This evening a three judge panel of the Ninth Circuit Court of Appeals unanimously rejected the government’s attempt to deep six so-called Judge Robart’s temporary restraining order forbidding enforcement of Trump’s executive order on immigration.
In their 29 page, closely reasoned opinion, the judges sound as if they are fully conscious of their place in American history. The opinion has the air of a stone cold sober person speaking through clinched teeth on a very important occasion.
I summarize below the points that will be of most interest to persons who have not had the misfortune to attend law school.
The nub of the matter, of course, is that the government was seeking “emergency” relief, but its recipe for success lacked a key ingredient: an emergency. (Reminds me of the time many years ago when Dr. Aardvark set out to prepare an evening meal for our dinner guests, chicken tarragon, only to realize that we were missing something.

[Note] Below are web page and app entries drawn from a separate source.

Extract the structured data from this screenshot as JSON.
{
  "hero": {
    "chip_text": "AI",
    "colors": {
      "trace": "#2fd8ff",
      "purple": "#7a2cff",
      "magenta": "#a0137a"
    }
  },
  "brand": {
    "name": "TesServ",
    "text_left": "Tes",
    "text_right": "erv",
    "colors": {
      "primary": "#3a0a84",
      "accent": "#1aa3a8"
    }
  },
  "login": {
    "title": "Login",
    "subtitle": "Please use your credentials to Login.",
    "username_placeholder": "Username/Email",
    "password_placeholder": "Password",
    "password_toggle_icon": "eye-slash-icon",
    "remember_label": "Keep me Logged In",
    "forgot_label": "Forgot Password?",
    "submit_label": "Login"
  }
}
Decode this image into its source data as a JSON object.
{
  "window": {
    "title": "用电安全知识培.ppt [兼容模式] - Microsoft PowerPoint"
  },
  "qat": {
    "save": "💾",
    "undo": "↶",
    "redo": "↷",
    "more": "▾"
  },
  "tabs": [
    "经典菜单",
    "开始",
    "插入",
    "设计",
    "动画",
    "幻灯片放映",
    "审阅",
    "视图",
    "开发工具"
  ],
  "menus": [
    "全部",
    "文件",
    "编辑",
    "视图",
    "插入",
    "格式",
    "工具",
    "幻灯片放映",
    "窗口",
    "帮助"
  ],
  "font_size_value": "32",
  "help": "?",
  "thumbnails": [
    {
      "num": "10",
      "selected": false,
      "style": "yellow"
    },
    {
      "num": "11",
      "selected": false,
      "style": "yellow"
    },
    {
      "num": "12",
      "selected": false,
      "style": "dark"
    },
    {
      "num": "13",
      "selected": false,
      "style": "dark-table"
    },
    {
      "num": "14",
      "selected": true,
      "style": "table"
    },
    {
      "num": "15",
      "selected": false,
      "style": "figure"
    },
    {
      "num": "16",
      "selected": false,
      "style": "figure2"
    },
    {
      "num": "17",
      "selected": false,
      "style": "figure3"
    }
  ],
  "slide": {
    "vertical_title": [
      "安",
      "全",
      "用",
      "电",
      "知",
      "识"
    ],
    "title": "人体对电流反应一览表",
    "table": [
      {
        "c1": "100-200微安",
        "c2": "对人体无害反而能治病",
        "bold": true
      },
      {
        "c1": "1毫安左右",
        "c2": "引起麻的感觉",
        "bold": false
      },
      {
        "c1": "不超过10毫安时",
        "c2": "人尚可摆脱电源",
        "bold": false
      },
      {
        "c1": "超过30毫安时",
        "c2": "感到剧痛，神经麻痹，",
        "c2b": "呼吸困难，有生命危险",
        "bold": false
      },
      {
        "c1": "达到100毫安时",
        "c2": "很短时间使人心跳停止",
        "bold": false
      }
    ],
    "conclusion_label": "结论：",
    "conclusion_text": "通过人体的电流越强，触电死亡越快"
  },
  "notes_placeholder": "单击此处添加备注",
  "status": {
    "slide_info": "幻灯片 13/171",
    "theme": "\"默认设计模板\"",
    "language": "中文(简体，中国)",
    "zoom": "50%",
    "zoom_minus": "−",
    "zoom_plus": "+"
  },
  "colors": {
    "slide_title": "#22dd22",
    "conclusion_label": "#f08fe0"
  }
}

I think you can guess the name of the missing ingredient.)
Having no evidence whatsoever that vetting procedures were deficient or that terrorists are pouring over the border, the government had to resort to the extreme position that assertion could substitute for evidence—and that the court lacks power to review the president’s decision.

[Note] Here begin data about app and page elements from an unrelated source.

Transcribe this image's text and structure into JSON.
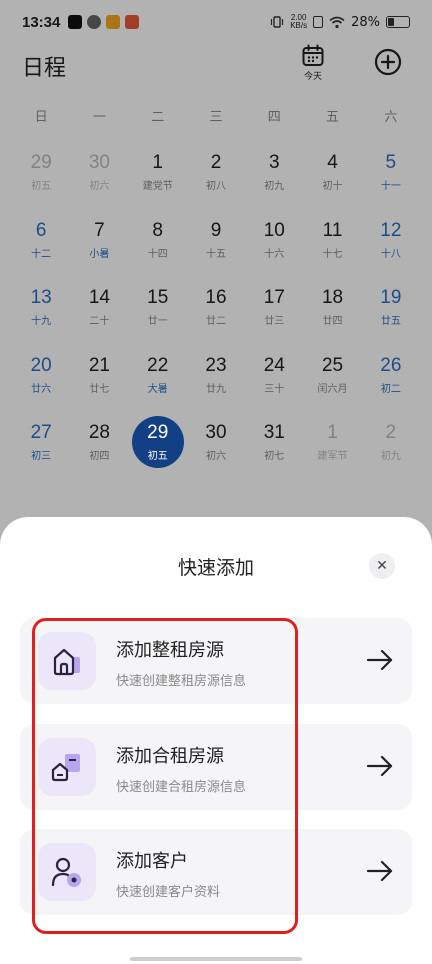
{
  "status": {
    "time": "13:34",
    "net_speed_value": "2.00",
    "net_speed_unit": "KB/s",
    "battery": "28%"
  },
  "header": {
    "title": "日程",
    "today_label": "今天"
  },
  "weekdays": [
    "日",
    "一",
    "二",
    "三",
    "四",
    "五",
    "六"
  ],
  "calendar": {
    "weeks": [
      [
        {
          "num": "29",
          "lunar": "初五"
        },
        {
          "num": "30",
          "lunar": "初六"
        },
        {
          "num": "1",
          "lunar": "建党节"
        },
        {
          "num": "2",
          "lunar": "初八"
        },
        {
          "num": "3",
          "lunar": "初九"
        },
        {
          "num": "4",
          "lunar": "初十"
        },
        {
          "num": "5",
          "lunar": "十一"
        }
      ],
      [
        {
          "num": "6",
          "lunar": "十二"
        },
        {
          "num": "7",
          "lunar": "小暑"
        },
        {
          "num": "8",
          "lunar": "十四"
        },
        {
          "num": "9",
          "lunar": "十五"
        },
        {
          "num": "10",
          "lunar": "十六"
        },
        {
          "num": "11",
          "lunar": "十七"
        },
        {
          "num": "12",
          "lunar": "十八"
        }
      ],
      [
        {
          "num": "13",
          "lunar": "十九"
        },
        {
          "num": "14",
          "lunar": "二十"
        },
        {
          "num": "15",
          "lunar": "廿一"
        },
        {
          "num": "16",
          "lunar": "廿二"
        },
        {
          "num": "17",
          "lunar": "廿三"
        },
        {
          "num": "18",
          "lunar": "廿四"
        },
        {
          "num": "19",
          "lunar": "廿五"
        }
      ],
      [
        {
          "num": "20",
          "lunar": "廿六"
        },
        {
          "num": "21",
          "lunar": "廿七"
        },
        {
          "num": "22",
          "lunar": "大暑"
        },
        {
          "num": "23",
          "lunar": "廿九"
        },
        {
          "num": "24",
          "lunar": "三十"
        },
        {
          "num": "25",
          "lunar": "闰六月"
        },
        {
          "num": "26",
          "lunar": "初二"
        }
      ],
      [
        {
          "num": "27",
          "lunar": "初三"
        },
        {
          "num": "28",
          "lunar": "初四"
        },
        {
          "num": "29",
          "lunar": "初五"
        },
        {
          "num": "30",
          "lunar": "初六"
        },
        {
          "num": "31",
          "lunar": "初七"
        },
        {
          "num": "1",
          "lunar": "建军节"
        },
        {
          "num": "2",
          "lunar": "初九"
        }
      ]
    ],
    "colors": {
      "weekend": "#2c6fc3",
      "selected_bg": "#1c5cbf"
    }
  },
  "sheet": {
    "title": "快速添加",
    "options": [
      {
        "title": "添加整租房源",
        "subtitle": "快速创建整租房源信息",
        "icon": "house-icon"
      },
      {
        "title": "添加合租房源",
        "subtitle": "快速创建合租房源信息",
        "icon": "shared-house-icon"
      },
      {
        "title": "添加客户",
        "subtitle": "快速创建客户资料",
        "icon": "customer-icon"
      }
    ],
    "colors": {
      "icon_bg": "#ebe7f8",
      "icon_accent": "#b7a6ee",
      "highlight": "#e01f1f"
    }
  }
}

The court clearly grasped, and firmly rejected, the government’s argument. They did not nibble the bullet; rather they bit down hard.
The Government contends that the district court lacked authority to enjoin enforcement of the Executive Order because the President has “unreviewable authority to suspend the admission of any class of aliens.” The Government does not merely argue that courts owe substantial deference to the immigration and national security policy determinations of the political branches—an uncontroversial principle that is well-grounded in our jurisprudence. ,,,

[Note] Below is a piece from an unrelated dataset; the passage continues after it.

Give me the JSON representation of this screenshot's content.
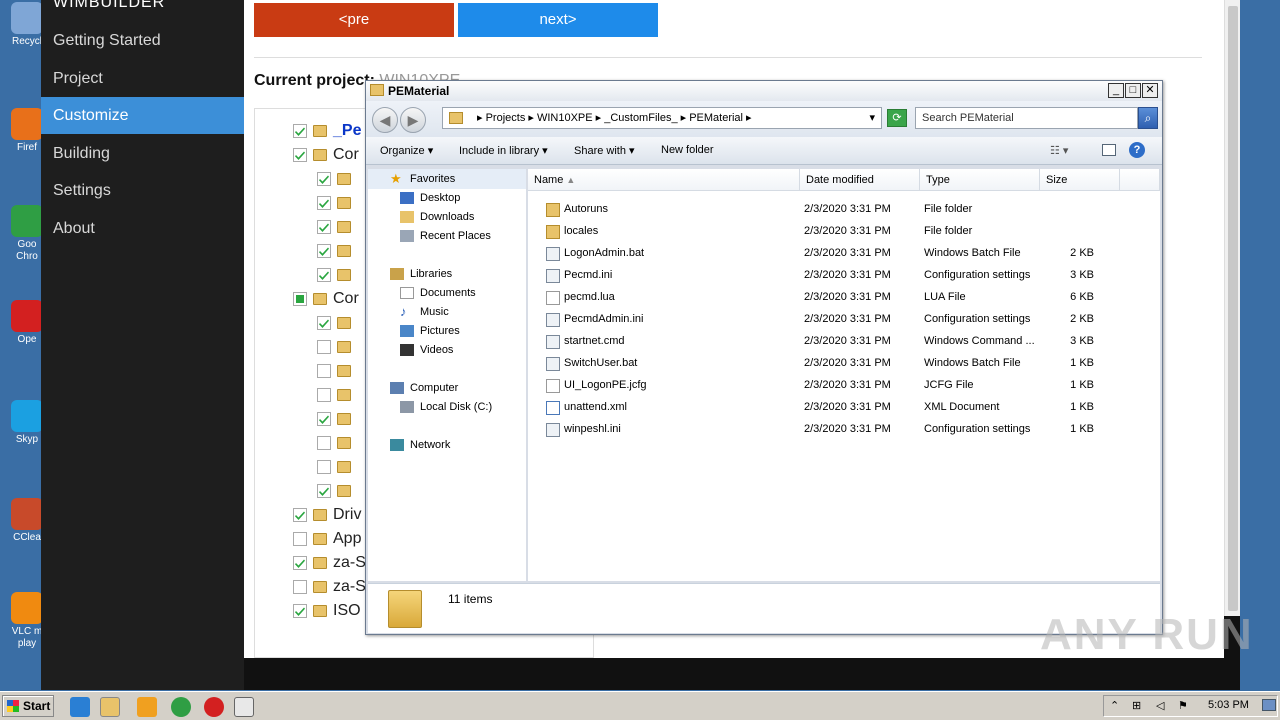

Instead, the Government has taken the position that the President’s decisions about immigration policy, particularly when motivated by national security concerns, are unreviewable, even if those actions potentially contravene constitutional rights and protections. ,,,
There is no precedent to support this claimed unreviewability, which runs contrary to the fundamental structure of our constitutional democracy. …
Although our jurisprudence has long counseled deference to the political branches on matters of immigration and national security, neither the Supreme Court nor our court has ever held that courts lack the authority to review executive action in those arenas for compliance with the Constitution. To the contrary, the Supreme Court has repeatedly and explicitly rejected the notion that the political branches have unreviewable authority over immigration or are not subject to the Constitution when policymaking in that context.
After a fairly detailed look at the case law on point, the court concluded,
In short, although courts owe considerable deference to the President’s policy determinations with respect to immigration and national security, it is beyond question that the federal judiciary retains the authority to adjudicate constitutional challenges to executive action.
Having established this fundamental point, the court then turned to its task of predicting which side is ultimately likely to win, after trial and appeal. Among other things, the opinion
- Concluded that the executive order adversely affects the interests of large numbers of people with due process rights under the U.S. Constitution (although it also adversely affects many foreigners with no such rights)
- Rejected the government’s fallback position that, at a minimum, the scope of the order should be cut back, and
- Strongly indicated that it’s appropriate to consider the Trumpster’s many anti-Muslim statements in deciding whether the executive order is based on unconstitutional religious discrimination
Finally, the court pointed to a gaping hole in the government’s “emergency” motion: the failure to provide any evidence at all of an emergency, other than the emergency of Trump’s own creation. Instead, as the court said, the government only asserted an imminent threat of entry by terrorists, and then asserted that its unsupported assertion is not subject to judicial review.
That dog won’t hunt.